Date on Master's Thesis/Doctoral Dissertation


Document Type

Doctoral Dissertation

Degree Name

Ed. D.

Department (Legacy)

Department of Education

Committee Chair

Nystrand, Raphael O.


School superintendents--United States; School management and organization--United States; School principals--United States; Leadership--United States; Ethics--United States; Teaching

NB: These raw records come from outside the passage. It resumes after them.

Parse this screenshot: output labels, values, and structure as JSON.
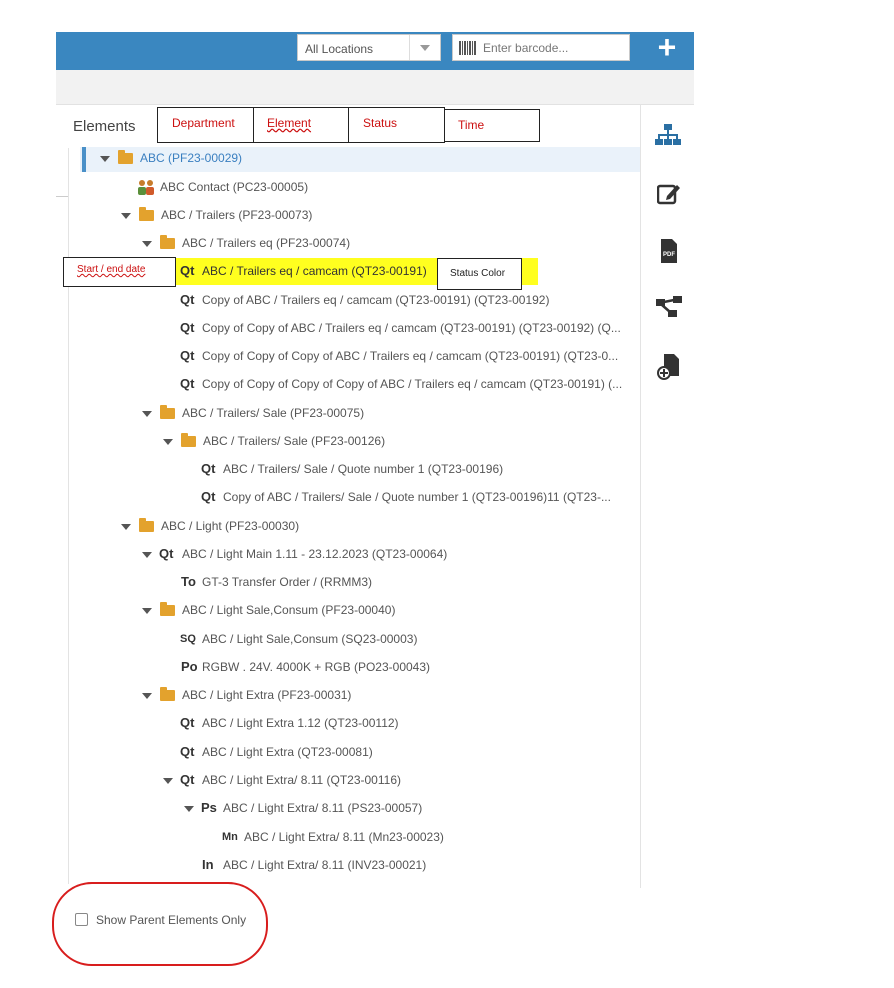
{
  "header": {
    "location_select": "All Locations",
    "barcode_placeholder": "Enter barcode...",
    "plus_label": "+"
  },
  "panel": {
    "title": "Elements"
  },
  "annotations": {
    "columns": [
      "Department",
      "Element",
      "Status",
      "Time"
    ],
    "start_end_date": "Start / end date",
    "status_color": "Status Color"
  },
  "tree": [
    {
      "tag": "",
      "label": "ABC (PF23-00029)"
    },
    {
      "tag": "",
      "label": "ABC Contact (PC23-00005)"
    },
    {
      "tag": "",
      "label": "ABC / Trailers (PF23-00073)"
    },
    {
      "tag": "",
      "label": "ABC / Trailers eq (PF23-00074)"
    },
    {
      "tag": "Qt",
      "label": "ABC / Trailers eq / camcam (QT23-00191)"
    },
    {
      "tag": "Qt",
      "label": "Copy of ABC / Trailers eq / camcam (QT23-00191) (QT23-00192)"
    },
    {
      "tag": "Qt",
      "label": "Copy of Copy of ABC / Trailers eq / camcam (QT23-00191) (QT23-00192) (Q..."
    },
    {
      "tag": "Qt",
      "label": "Copy of Copy of Copy of ABC / Trailers eq / camcam (QT23-00191) (QT23-0..."
    },
    {
      "tag": "Qt",
      "label": "Copy of Copy of Copy of Copy of ABC / Trailers eq / camcam (QT23-00191) (..."
    },
    {
      "tag": "",
      "label": "ABC / Trailers/ Sale (PF23-00075)"
    },
    {
      "tag": "",
      "label": "ABC / Trailers/ Sale (PF23-00126)"
    },
    {
      "tag": "Qt",
      "label": "ABC / Trailers/ Sale / Quote number 1 (QT23-00196)"
    },
    {
      "tag": "Qt",
      "label": "Copy of ABC / Trailers/ Sale / Quote number 1 (QT23-00196)11 (QT23-..."
    },
    {
      "tag": "",
      "label": "ABC / Light (PF23-00030)"
    },
    {
      "tag": "Qt",
      "label": "ABC / Light Main 1.11 - 23.12.2023 (QT23-00064)"
    },
    {
      "tag": "To",
      "label": "GT-3 Transfer Order / (RRMM3)"
    },
    {
      "tag": "",
      "label": "ABC / Light Sale,Consum (PF23-00040)"
    },
    {
      "tag": "SQ",
      "label": "ABC / Light Sale,Consum (SQ23-00003)"
    },
    {
      "tag": "Po",
      "label": "RGBW . 24V. 4000K + RGB (PO23-00043)"
    },
    {
      "tag": "",
      "label": "ABC / Light Extra (PF23-00031)"
    },
    {
      "tag": "Qt",
      "label": "ABC / Light Extra 1.12 (QT23-00112)"
    },
    {
      "tag": "Qt",
      "label": "ABC / Light Extra (QT23-00081)"
    },
    {
      "tag": "Qt",
      "label": "ABC / Light Extra/ 8.11 (QT23-00116)"
    },
    {
      "tag": "Ps",
      "label": "ABC / Light Extra/ 8.11 (PS23-00057)"
    },
    {
      "tag": "Mn",
      "label": "ABC / Light Extra/ 8.11 (Mn23-00023)"
    },
    {
      "tag": "In",
      "label": "ABC / Light Extra/ 8.11 (INV23-00021)"
    }
  ],
  "footer": {
    "show_parent_label": "Show Parent Elements Only"
  },
  "colors": {
    "topbar": "#3a87c0",
    "highlight": "#ffff1f",
    "annotation_text": "#cc1010",
    "folder": "#e3a22d"
  }
}
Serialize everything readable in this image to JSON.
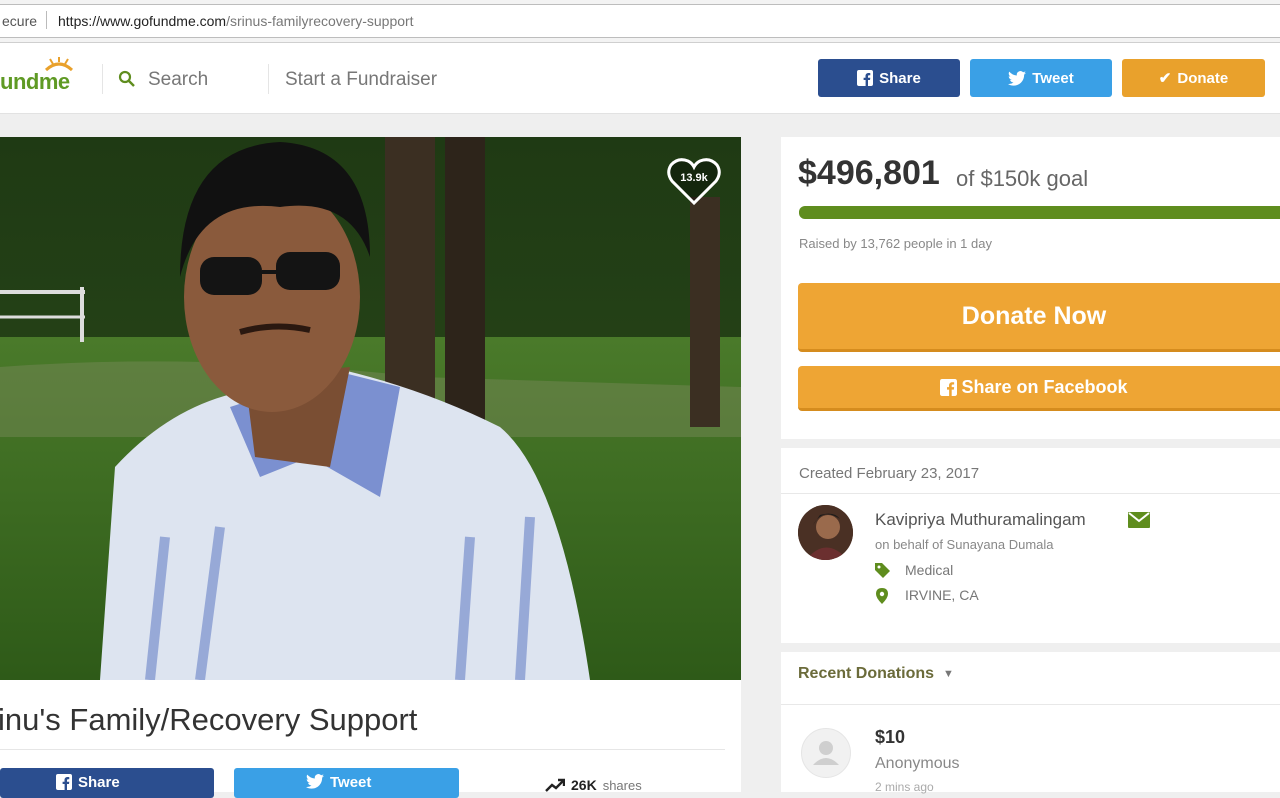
{
  "address_bar": {
    "secure_label": "ecure",
    "url_host": "https://www.gofundme.com",
    "url_path": "/srinus-familyrecovery-support"
  },
  "header": {
    "logo_text": "undme",
    "search_label": "Search",
    "start_label": "Start a Fundraiser",
    "share_label": "Share",
    "tweet_label": "Tweet",
    "donate_label": "Donate"
  },
  "photo": {
    "heart_count": "13.9k"
  },
  "campaign": {
    "title": "inu's Family/Recovery Support",
    "share_label": "Share",
    "tweet_label": "Tweet",
    "shares_count": "26K",
    "shares_label": "shares"
  },
  "funding": {
    "raised": "$496,801",
    "goal_text": "of $150k goal",
    "progress_fraction": 1.0,
    "raised_by": "Raised by 13,762 people in 1 day",
    "donate_now_label": "Donate Now",
    "share_fb_label": "Share on Facebook"
  },
  "organizer": {
    "created": "Created February 23, 2017",
    "name": "Kavipriya Muthuramalingam",
    "behalf": "on behalf of Sunayana Dumala",
    "category": "Medical",
    "location": "IRVINE, CA"
  },
  "recent": {
    "label": "Recent Donations",
    "donations": [
      {
        "amount": "$10",
        "name": "Anonymous",
        "time": "2 mins ago"
      }
    ]
  },
  "colors": {
    "facebook": "#2b4e8f",
    "twitter": "#3aa0e6",
    "donate": "#eea534",
    "brand_green": "#5f8d1e"
  }
}
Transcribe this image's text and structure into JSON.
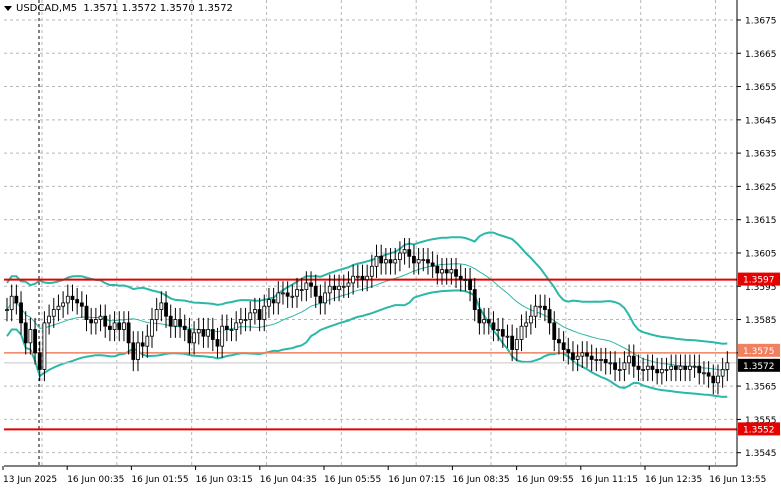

The need for moral leadership in schools compels us to seek new models for school leadership. This self-study captures the actual experience of a beginning principal using a reflective practitioner methodology in an effort to explore the "principal as minister" metaphor. The purpose of the study is to discover the similarities and differences between the role of a principal and a minister in a particular school setting and in the context of one principal's experience. Stories and vignettes of the first year and a half of the principalship were written using the participant observer lens. Reflection on the applicability and use of the "principal as minister" are a key focus of the study. The purpose of the study was two-fold: to explore the fit between the role of the principal and the minister and to study how leadership practice of one principal was affected by reflection on the "principal as minister" metaphor. Findings identify similarities between the role of a principal and a minister. Specifically, both share the following four functions: Pastoral, Prophetic, Priestly, and Pedagogic. In addition, sixteen skill dimensions are demonstrated: enabling others, developing trust, affirming others, sharing self, healing others, managing conflict, establishing vision, eliciting faith, admonishing others, building community, teaching others, modeling best practice, giving blessings, establishing ritual, and presiding and celebrating. Findings indicate that the use of the "principal as minister" metaphor provided a dynamic and interrelated "talkback" system for studying leadership practice in the participant-observer's experience. The metaphor was most often evoked in situations that invited competing agendas. The metaphor served both as a purpose and as a method in guiding leadership practice. Findings also reveal that reflection provided a consistent focus and enhanced awareness of the principal's role. Implications of the study for leadership theory and staff development are discussed.